Bankruptcy credit cards

Declaring bankruptcy will affect your credit rating for years, but it may be the only option available to individuals in serious financial distress.

While securing approval for credit cards will be challenging while you’re bankrupt, in the years after your discharge it’s not impossible.

In this article, the team at Irwin Insolvency explains how you can get approved for bankruptcy credit cards.

Applying for Credit Cards During Bankruptcy

If you’ve been declared bankrupt, control of your bank accounts, finances and any existing credit cards will be taken over by the official receiver appointed to oversee your case. It’s likely that the bank will cancel any credit cards you already possess, if they haven’t already.

While you are an undischarged bankrupt, you are legally allowed to take out credit. However, if you are trying to secure £500 or more in credit, you must legally inform the lender that you are bankrupt. This may affect their decision whether or not to approve your credit.

For this reason, it’s unlikely that you’ll be approved for any bankruptcy credit cards before you are discharged.

Bankruptcy Credit Cards After Discharge

After 12 months, it’s usual for individuals to be discharged from the terms of their bankruptcy. Now there are fewer restrictions on what you can and can’t apply for in terms of credit, but you will still find it difficult to be approved.

While you are not legally obliged to inform a lender that you were bankrupt, if they ask you directly, you have to answer truthfully. Bankruptcy will also remain on your credit rating for six years after your discharge, so any credit check will quickly reveal your past financial situation.

Credit card providers will see you as high risk, and therefore they’ll be less willing to lend you money at favourable rates.

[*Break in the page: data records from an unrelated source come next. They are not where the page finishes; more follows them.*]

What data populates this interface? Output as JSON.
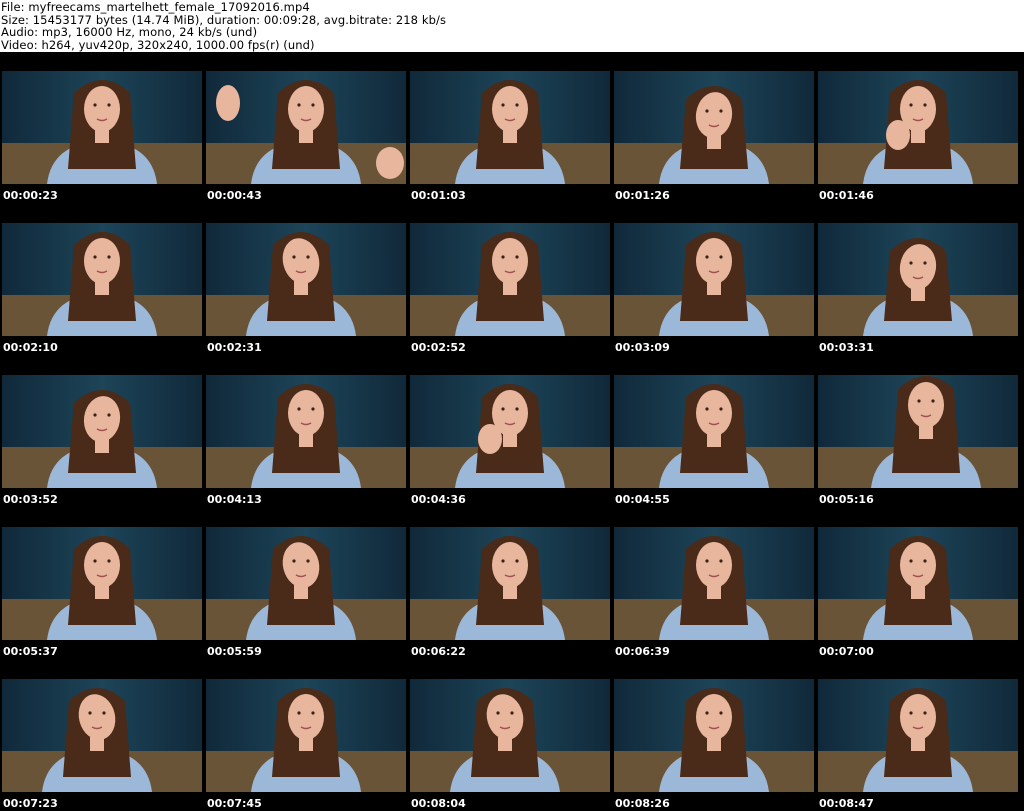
{
  "info": {
    "file": "File: myfreecams_martelhett_female_17092016.mp4",
    "size": "Size: 15453177 bytes (14.74 MiB), duration: 00:09:28, avg.bitrate: 218 kb/s",
    "audio": "Audio: mp3, 16000 Hz, mono, 24 kb/s (und)",
    "video": "Video: h264, yuv420p, 320x240, 1000.00 fps(r) (und)"
  },
  "colors": {
    "grid_background": "#000000",
    "timestamp_text": "#ffffff",
    "wall": "#1d4458",
    "wall_dark": "#10293a",
    "bed": "#6a5438",
    "hair": "#4a2a18",
    "skin": "#e8b69c",
    "shirt": "#9cb8d8"
  },
  "thumbnails": [
    {
      "time": "00:00:23",
      "pose": "center"
    },
    {
      "time": "00:00:43",
      "pose": "hands"
    },
    {
      "time": "00:01:03",
      "pose": "center"
    },
    {
      "time": "00:01:26",
      "pose": "down"
    },
    {
      "time": "00:01:46",
      "pose": "hand-chin"
    },
    {
      "time": "00:02:10",
      "pose": "center"
    },
    {
      "time": "00:02:31",
      "pose": "tilt"
    },
    {
      "time": "00:02:52",
      "pose": "center"
    },
    {
      "time": "00:03:09",
      "pose": "center"
    },
    {
      "time": "00:03:31",
      "pose": "down"
    },
    {
      "time": "00:03:52",
      "pose": "down"
    },
    {
      "time": "00:04:13",
      "pose": "center"
    },
    {
      "time": "00:04:36",
      "pose": "hand-chin"
    },
    {
      "time": "00:04:55",
      "pose": "center"
    },
    {
      "time": "00:05:16",
      "pose": "high"
    },
    {
      "time": "00:05:37",
      "pose": "center"
    },
    {
      "time": "00:05:59",
      "pose": "tilt"
    },
    {
      "time": "00:06:22",
      "pose": "center"
    },
    {
      "time": "00:06:39",
      "pose": "center"
    },
    {
      "time": "00:07:00",
      "pose": "center"
    },
    {
      "time": "00:07:23",
      "pose": "tilt"
    },
    {
      "time": "00:07:45",
      "pose": "center"
    },
    {
      "time": "00:08:04",
      "pose": "tilt"
    },
    {
      "time": "00:08:26",
      "pose": "center"
    },
    {
      "time": "00:08:47",
      "pose": "center"
    }
  ]
}
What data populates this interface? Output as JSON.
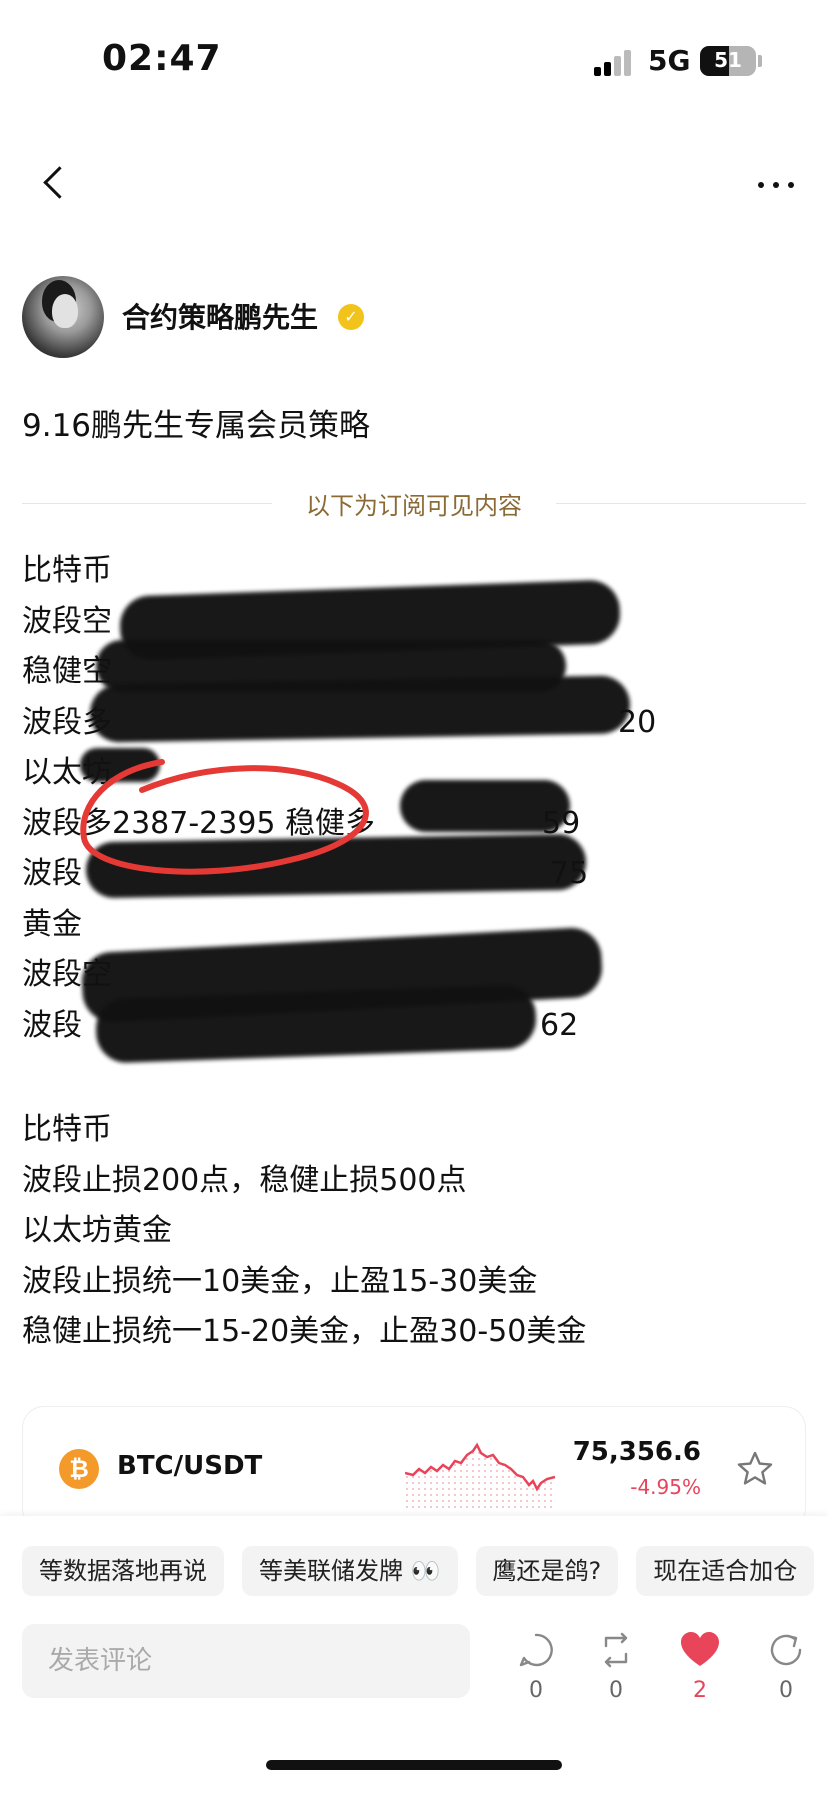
{
  "status_bar": {
    "time": "02:47",
    "network": "5G",
    "battery": "51",
    "battery_level": 0.51
  },
  "post": {
    "author": "合约策略鹏先生",
    "title": "9.16鹏先生专属会员策略",
    "subscription_divider": "以下为订阅可见内容",
    "lines_top": [
      "比特币",
      "波段空",
      "稳健空",
      "波段多",
      "以太坊",
      "波段多2387-2395 稳健多",
      "波段",
      "黄金",
      "波段空",
      "波段"
    ],
    "partial_tails": {
      "line4": "20",
      "line6": "59",
      "line7": "75",
      "line10": "62"
    },
    "lines_bottom": [
      "比特币",
      "波段止损200点，稳健止损500点",
      "以太坊黄金",
      "波段止损统一10美金，止盈15-30美金",
      "稳健止损统一15-20美金，止盈30-50美金"
    ]
  },
  "ticker": {
    "symbol_icon": "bitcoin-icon",
    "pair": "BTC/USDT",
    "price": "75,356.6",
    "change": "-4.95%",
    "sparkline_color": "#e8445a"
  },
  "topic_chips": [
    "等数据落地再说",
    "等美联储发牌 👀",
    "鹰还是鸽?",
    "现在适合加仓"
  ],
  "comment": {
    "placeholder": "发表评论"
  },
  "actions": [
    {
      "icon": "comment-icon",
      "count": "0"
    },
    {
      "icon": "repost-icon",
      "count": "0"
    },
    {
      "icon": "heart-icon",
      "count": "2",
      "active": true
    },
    {
      "icon": "share-icon",
      "count": "0"
    }
  ],
  "colors": {
    "accent_red": "#e8445a",
    "divider_gold": "#8b6a35",
    "verified_gold": "#f2c31b",
    "bitcoin_orange": "#f39a2a"
  }
}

Instead, you should approach specialist bankruptcy credit card providers.

They offer credit cards specifically designed to help discharged bankrupts secure credit and rebuild their credit scores, although bear in mind that the interest rates will be high and repayment terms strict.

How do I keep a credit card after bankruptcy?

Most debtors file for bankruptcy to wipe out credit card debt, so it’s not necessarily a good idea to keep old credit cards once you’ve filed for bankruptcy.

Should you want to keep hold of an existing card, it is possible to do so, so long as you reaffirm it once bankruptcy has been filed. Doing this will make you personally liable for any debt again and you will also lose any benefits from a bankruptcy discharge. With this in mind, it is recommended that you do not reaffirm your old credit card unless you absolutely have to.

How to Rebuild Your Credit Rating

It’s important that you begin rebuilding your credit rating as soon as you are discharged from bankruptcy. It’s a slow process, but there are a number of things you can do to make you more attractive to credit card providers.

These include:

  • Applying for specialist bankruptcy credit cards, using them and ensuring they are paid off on time
  • Paying bills on time and in full, including utility bills, rent and any continuing bankruptcy debts
  • Demonstrating you have a consistent income to credit providers
  • Proving you are financially stable, despite your past bankruptcy

Contact Irwin Insolvency Today for More Information on Bankruptcy Credit Cards

Applying for bankruptcy credit cards can be challenging, and it takes time to rebuild your credit score after being discharged. But with the right advice, it’s not impossible to get your finances back on track.

Irwin Insolvency’s experienced bankruptcy advisors are on hand to provide you with the financial assistance you need. Contact our team today to find out how we can help you.

Contact Irwin Insolvency today for your free consultation

Call us
0800 254 5122

About the author

Gerald Irwin

Gerald Irwin is founder and director of Sutton Coldfield-based licensed insolvency practitioners and business advisers, Irwin Insolvency. He specialises in corporate recovery, insolvency,
 rescue and turnaround.